- More training for GPs to enable them to carry out diagnostic tests
- How can you ensure continuity of care through GP commissioning? And how can someone really commission and provide without bias?
- My GP should be my advocate, not my adversary in determining care.
- Cancer networks are essential; they are at the forefront of cancer service planning – they must stay
- Keep the integrity of the cancer networks. Their skills will support consortia better than PCT bureaucracy.
- Radiotherapy cures cancer in over 40% of cases and its delivery is very sophisticated. Why is there always such a focus on chemotherapy drugs when the outcomes from those drugs is not known?
- Greater access to and funding for cancer treatments
- Much quicker and easier access to scanning tests (CT/MRI etc)
- Ensuring whole care pathways are commissioned more effectively so patients receive continuity of care
- Patients do not want choice – they want clear expert clinicians and the best care, which we can do but not under new reforms
- What role for ‘The Big Society’ in the new NHS? How can small/medium sized charities play a bigger part in delivering integrated cancer services?
Clinical nurse specialists
- Specialist cancer nurses that hold open access clinics in GP surgeries on a regular basis
- 1-2-1 nurses for everyone.
- Collect more data on: equalities; the stage at which cancer is diagnosed; and on incidents of metastatic/secondary cancer diagnosis
Raising awareness of cancer
- National patient information campaign for ovarian cancer – otherwise how do woman know early enough if they don’t know the pieces of the jigsaw puzzle?
- National Awareness and Early Diagnosis Initiative – TV ‘public health style’ ads (but better!) on cancer awareness
- Make sure we’re raising awareness of important risk factors as well as signs and symptoms, eg obesity and alcohol
Prevention and early diagnosis
- Prevention: contentious, but information on tobacco sales to be made available by GP commissioning group area so that we can know what is being sold where.
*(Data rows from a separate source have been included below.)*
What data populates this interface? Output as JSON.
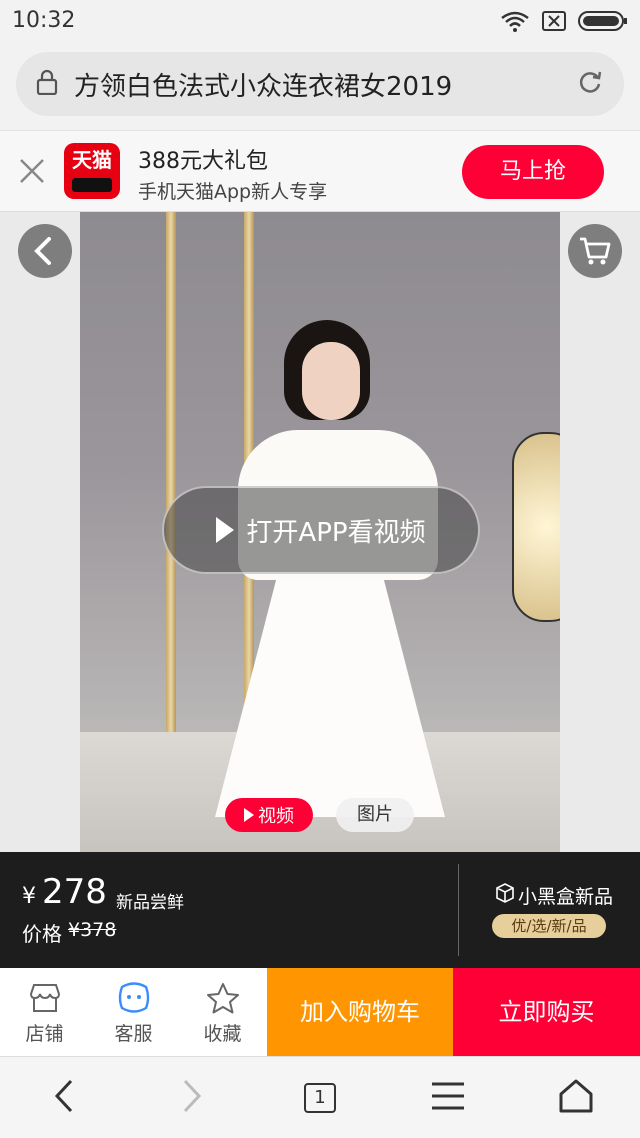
{
  "status_bar": {
    "time": "10:32",
    "icons": [
      "wifi-icon",
      "sim-icon",
      "battery-icon"
    ]
  },
  "url_bar": {
    "title": "方领白色法式小众连衣裙女2019"
  },
  "promo": {
    "logo_text": "天猫",
    "title": "388元大礼包",
    "subtitle": "手机天猫App新人专享",
    "button_label": "马上抢"
  },
  "gallery": {
    "play_label": "打开APP看视频",
    "tab_video": "视频",
    "tab_image": "图片"
  },
  "price": {
    "currency": "¥",
    "current": "278",
    "tag": "新品尝鲜",
    "orig_label": "价格",
    "orig_value": "¥378",
    "blackbox_title": "小黑盒新品",
    "blackbox_badge": "优/选/新/品"
  },
  "actions": {
    "shop": "店铺",
    "service": "客服",
    "favorite": "收藏",
    "add_cart": "加入购物车",
    "buy_now": "立即购买"
  },
  "bottom_nav": {
    "tab_count": "1"
  },
  "colors": {
    "accent": "#ff0036",
    "cart": "#ff9500",
    "price_bg": "#1d1d1d"
  }
}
This would provide a more real time measure than smoking surveys.
- We hear about a lot of work to reduce smoking due to its link with cancer. There is a lot of evidence demonstrating a link between alcohol consumption and cancer. Last month a report by experts showed alcohol to be the most dangerous drug. Why isn’t more being done to reduce alcohol consumption? Is it because drinking is considered more socially acceptable than smoking?
- Early diagnosis – if our survival rates are lower than some or Europe what are they doing that we aren’t? If it works, adopt it!
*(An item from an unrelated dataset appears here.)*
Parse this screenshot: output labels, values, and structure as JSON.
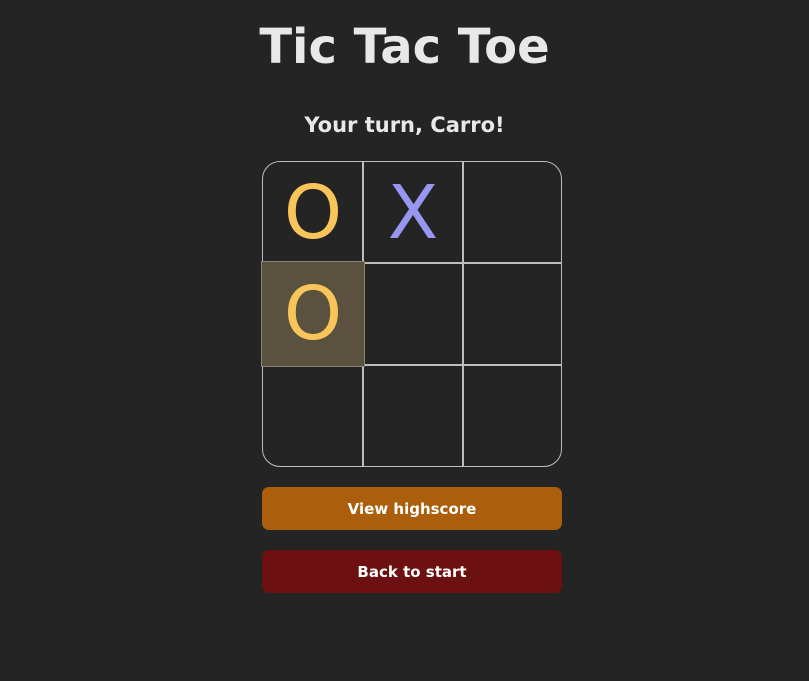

- More diagnosis, no resources for more treatment and drugs!
- More funding and research for rarer cancers
- Will the White Paper and demise of the PCTs worsen the early diagnosis of rarer cancers?
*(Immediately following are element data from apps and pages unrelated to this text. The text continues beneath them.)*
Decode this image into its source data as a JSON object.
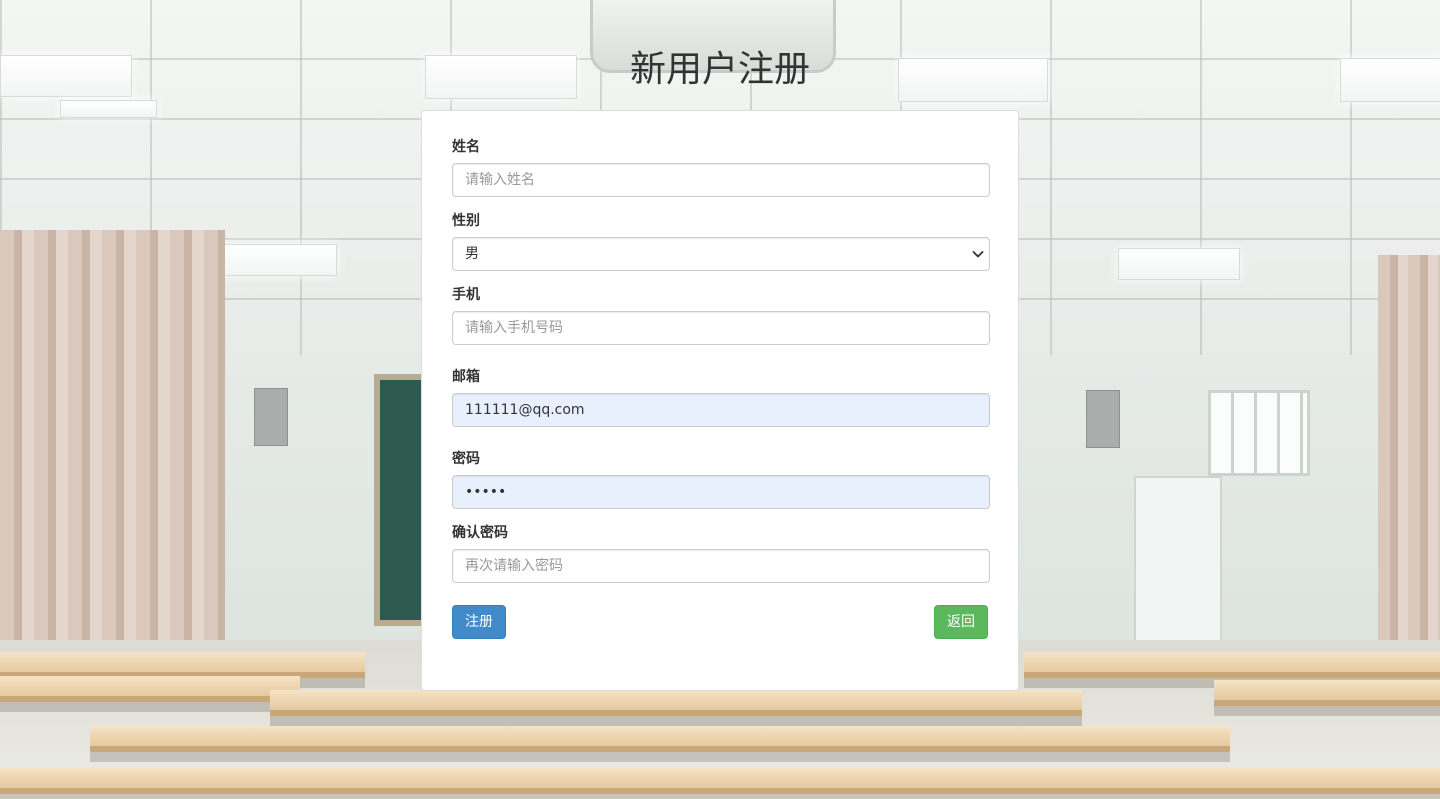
{
  "page": {
    "title": "新用户注册"
  },
  "form": {
    "name": {
      "label": "姓名",
      "placeholder": "请输入姓名",
      "value": ""
    },
    "gender": {
      "label": "性别",
      "selected": "男"
    },
    "phone": {
      "label": "手机",
      "placeholder": "请输入手机号码",
      "value": ""
    },
    "email": {
      "label": "邮箱",
      "value": "111111@qq.com"
    },
    "password": {
      "label": "密码",
      "value": "•••••"
    },
    "confirm_password": {
      "label": "确认密码",
      "placeholder": "再次请输入密码",
      "value": ""
    },
    "buttons": {
      "register_label": "注册",
      "back_label": "返回"
    }
  },
  "colors": {
    "primary": "#428bca",
    "success": "#5cb85c",
    "autofill": "#e8f0fe"
  },
  "icons": {
    "select_arrow": "chevron-down-icon"
  }
}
- Brain tumour patients automatically lose their driving licence so can’t they automatically be given free transport during treatment?
- More funding for brain tumour research
- Reduce wait between tests and results. Some brain tumour patients wait 6 weeks for scan results
- Lack of neuro-pathologists – need more asap
- Keep results target to one week
- Ensure there is an increased focus on quality of life outcomes that impact on education, employment and relationships.
- Care plans for cancer survivors
- Survivorship: don’t forget occupational therapists and physios.
- Post cancer recovery support: to rebuild self-esteem/confidence/ability to rejoin workforce. Holistic therapies, eg art therapy, as a vehicle for communication especially for mouth cancer.
- If a politician doesn’t know the answer he really should just be honest and not try and pretend he knows about cancer
- Please listen to the patient (bowel cancer survivor)
- National Cancer Intelligence Network is essential to improving outcomes for cancer
- An annual patient experience survey
- Too much money has been wasted – we must stop and ask the public what they want
- Focus on outcomes, especially one year survival – enforce improvement
- Being able to die at home if you want
- Need more oncologists for geriatric members of the population
- More support for children with cancer and their families.